▸ **Record excerpts**:
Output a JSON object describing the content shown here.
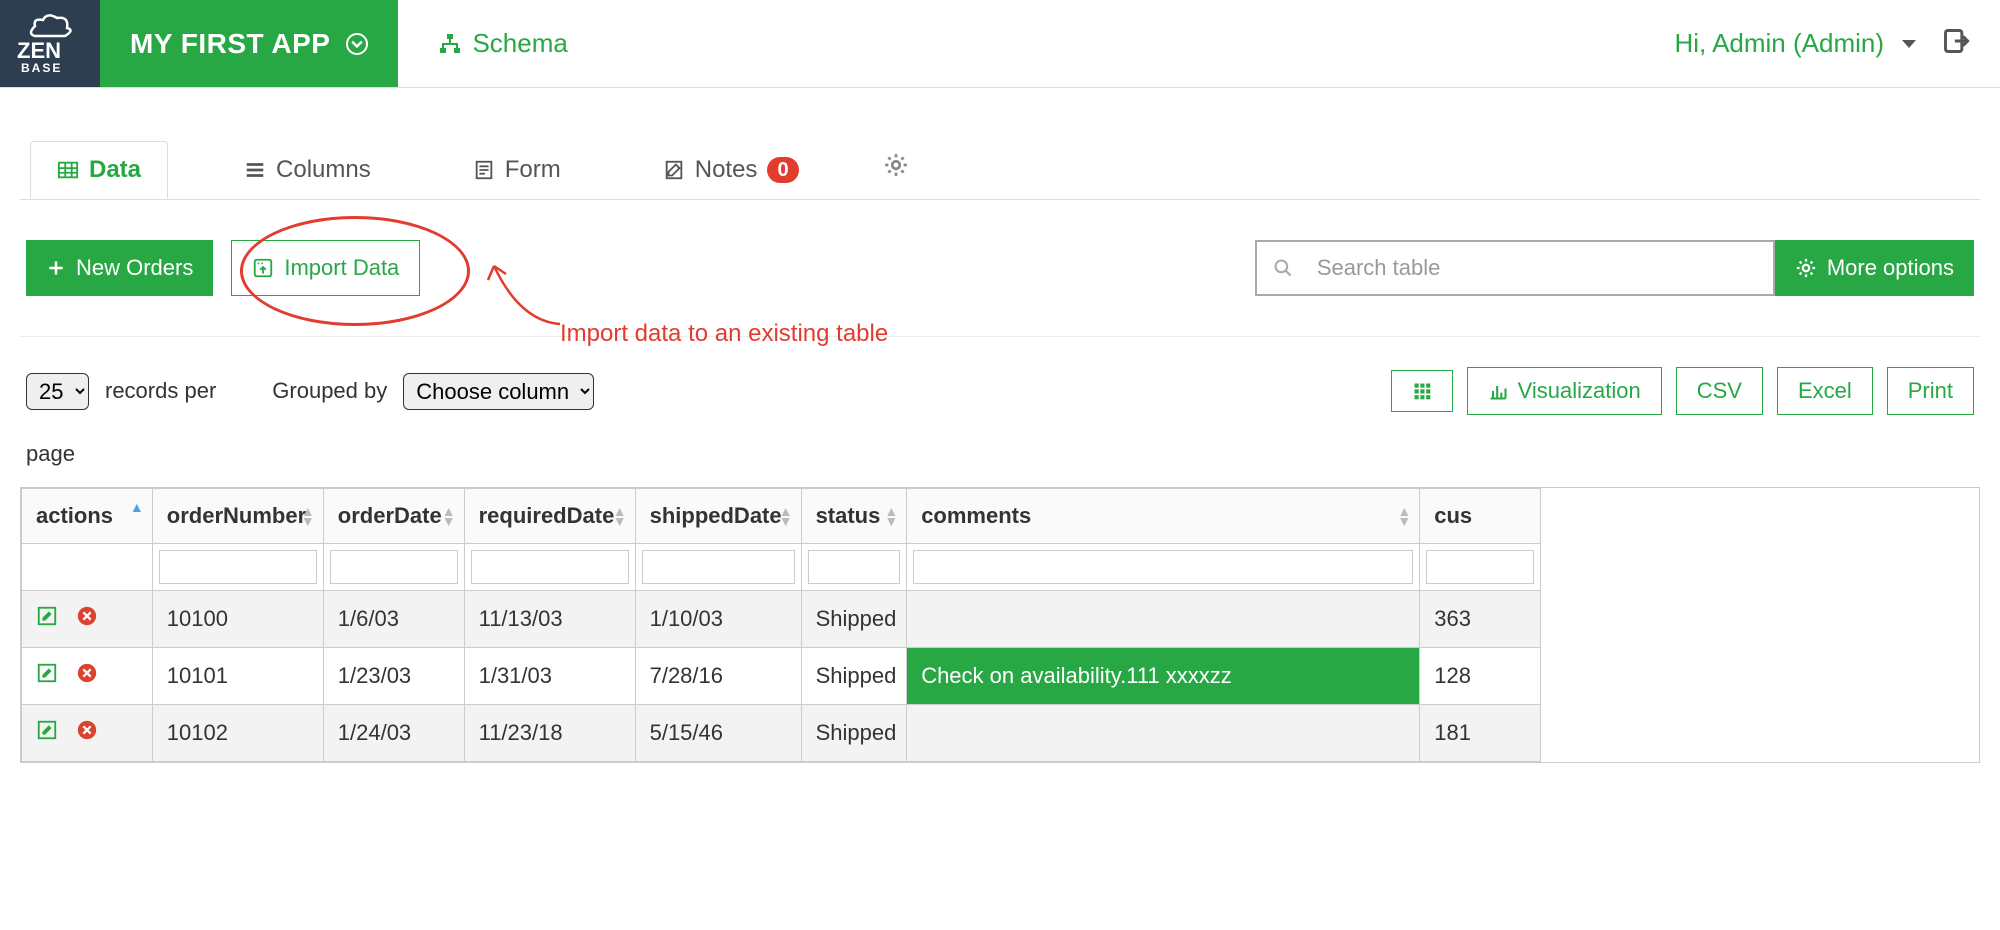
{
  "nav": {
    "app_name": "MY FIRST APP",
    "schema_label": "Schema",
    "greeting": "Hi, Admin (Admin)"
  },
  "tabs": {
    "data": "Data",
    "columns": "Columns",
    "form": "Form",
    "notes": "Notes",
    "notes_count": "0"
  },
  "toolbar": {
    "new_label": "New Orders",
    "import_label": "Import Data",
    "search_placeholder": "Search table",
    "more_label": "More options"
  },
  "annotation": {
    "text": "Import data to an existing table"
  },
  "controls": {
    "page_size": "25",
    "records_per_label": "records per",
    "page_label": "page",
    "grouped_by_label": "Grouped by",
    "grouped_by_value": "Choose column",
    "viz_label": "Visualization",
    "csv_label": "CSV",
    "excel_label": "Excel",
    "print_label": "Print"
  },
  "table": {
    "headers": {
      "actions": "actions",
      "orderNumber": "orderNumber",
      "orderDate": "orderDate",
      "requiredDate": "requiredDate",
      "shippedDate": "shippedDate",
      "status": "status",
      "comments": "comments",
      "customerNumber": "cus"
    },
    "rows": [
      {
        "orderNumber": "10100",
        "orderDate": "1/6/03",
        "requiredDate": "11/13/03",
        "shippedDate": "1/10/03",
        "status": "Shipped",
        "comments": "",
        "customerNumber": "363",
        "comments_highlight": false
      },
      {
        "orderNumber": "10101",
        "orderDate": "1/23/03",
        "requiredDate": "1/31/03",
        "shippedDate": "7/28/16",
        "status": "Shipped",
        "comments": "Check on availability.111 xxxxzz",
        "customerNumber": "128",
        "comments_highlight": true
      },
      {
        "orderNumber": "10102",
        "orderDate": "1/24/03",
        "requiredDate": "11/23/18",
        "shippedDate": "5/15/46",
        "status": "Shipped",
        "comments": "",
        "customerNumber": "181",
        "comments_highlight": false
      }
    ]
  }
}
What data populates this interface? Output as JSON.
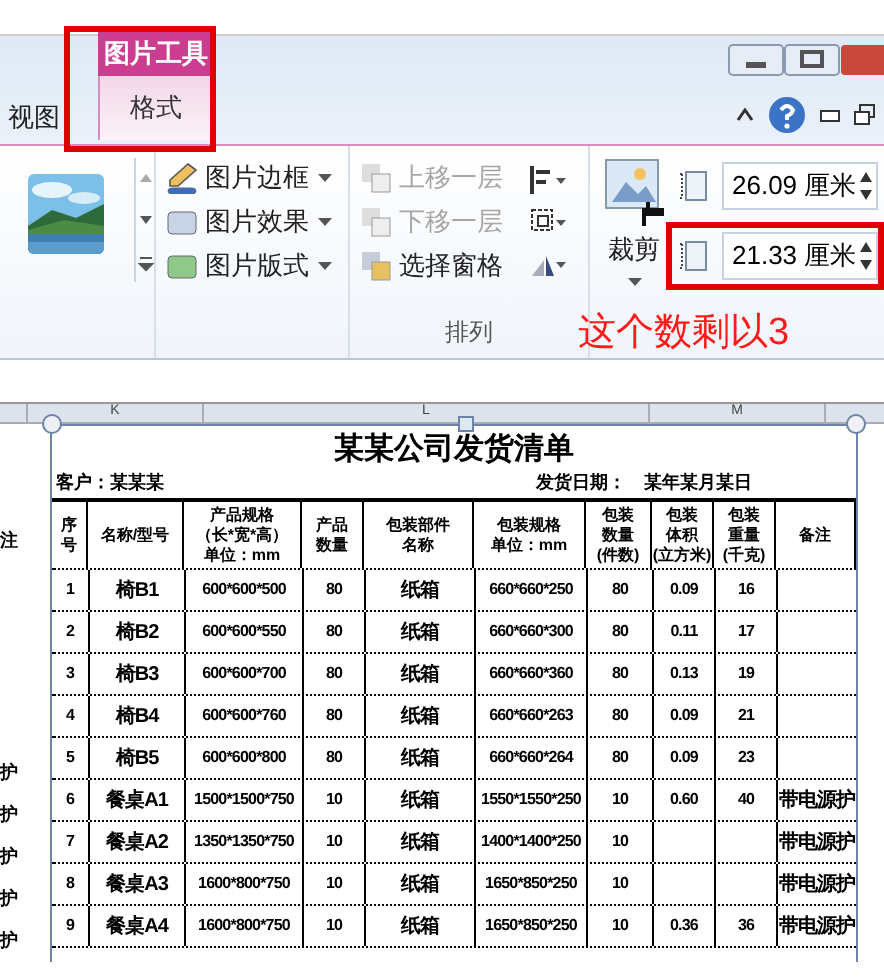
{
  "ribbon": {
    "tabs": [
      {
        "label": "视图",
        "selected": false
      }
    ],
    "context_tab": {
      "group": "图片工具",
      "tab": "格式",
      "selected": true
    },
    "picture_commands": [
      "图片边框",
      "图片效果",
      "图片版式"
    ],
    "arrange_commands": [
      {
        "label": "上移一层",
        "disabled": true
      },
      {
        "label": "下移一层",
        "disabled": true
      },
      {
        "label": "选择窗格",
        "disabled": false
      }
    ],
    "arrange_group": "排列",
    "crop": "裁剪",
    "height": {
      "value": "26.09 厘米"
    },
    "width": {
      "value": "21.33 厘米"
    },
    "annotation": "这个数剩以3"
  },
  "column_bar": {
    "letters": [
      "K",
      "L",
      "M"
    ]
  },
  "sheet": {
    "left_fragments": [
      "注",
      "护",
      "护",
      "护",
      "护",
      "护"
    ],
    "title": "某某公司发货清单",
    "customer": "客户：某某某",
    "date": "发货日期：　某年某月某日",
    "headers": [
      [
        "序",
        "号"
      ],
      [
        "名称/型号"
      ],
      [
        "产品规格",
        "（长*宽*高）",
        "单位：mm"
      ],
      [
        "产品",
        "数量"
      ],
      [
        "包装部件",
        "名称"
      ],
      [
        "包装规格",
        "单位：mm"
      ],
      [
        "包装",
        "数量",
        "(件数)"
      ],
      [
        "包装",
        "体积",
        "(立方米)"
      ],
      [
        "包装",
        "重量",
        "(千克)"
      ],
      [
        "备注"
      ]
    ],
    "rows": [
      [
        "1",
        "椅B1",
        "600*600*500",
        "80",
        "纸箱",
        "660*660*250",
        "80",
        "0.09",
        "16",
        null
      ],
      [
        "2",
        "椅B2",
        "600*600*550",
        "80",
        "纸箱",
        "660*660*300",
        "80",
        "0.11",
        "17",
        null
      ],
      [
        "3",
        "椅B3",
        "600*600*700",
        "80",
        "纸箱",
        "660*660*360",
        "80",
        "0.13",
        "19",
        null
      ],
      [
        "4",
        "椅B4",
        "600*600*760",
        "80",
        "纸箱",
        "660*660*263",
        "80",
        "0.09",
        "21",
        null
      ],
      [
        "5",
        "椅B5",
        "600*600*800",
        "80",
        "纸箱",
        "660*660*264",
        "80",
        "0.09",
        "23",
        null
      ],
      [
        "6",
        "餐桌A1",
        "1500*1500*750",
        "10",
        "纸箱",
        "1550*1550*250",
        "10",
        "0.60",
        "40",
        "带电源护"
      ],
      [
        "7",
        "餐桌A2",
        "1350*1350*750",
        "10",
        "纸箱",
        "1400*1400*250",
        "10",
        null,
        null,
        "带电源护"
      ],
      [
        "8",
        "餐桌A3",
        "1600*800*750",
        "10",
        "纸箱",
        "1650*850*250",
        "10",
        null,
        null,
        "带电源护"
      ],
      [
        "9",
        "餐桌A4",
        "1600*800*750",
        "10",
        "纸箱",
        "1650*850*250",
        "10",
        "0.36",
        "36",
        "带电源护"
      ]
    ]
  }
}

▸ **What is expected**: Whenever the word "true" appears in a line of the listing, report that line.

▸ **Exercise solution**:
        "comments_highlight": true
      "selected": true
        "disabled": true
        "disabled": true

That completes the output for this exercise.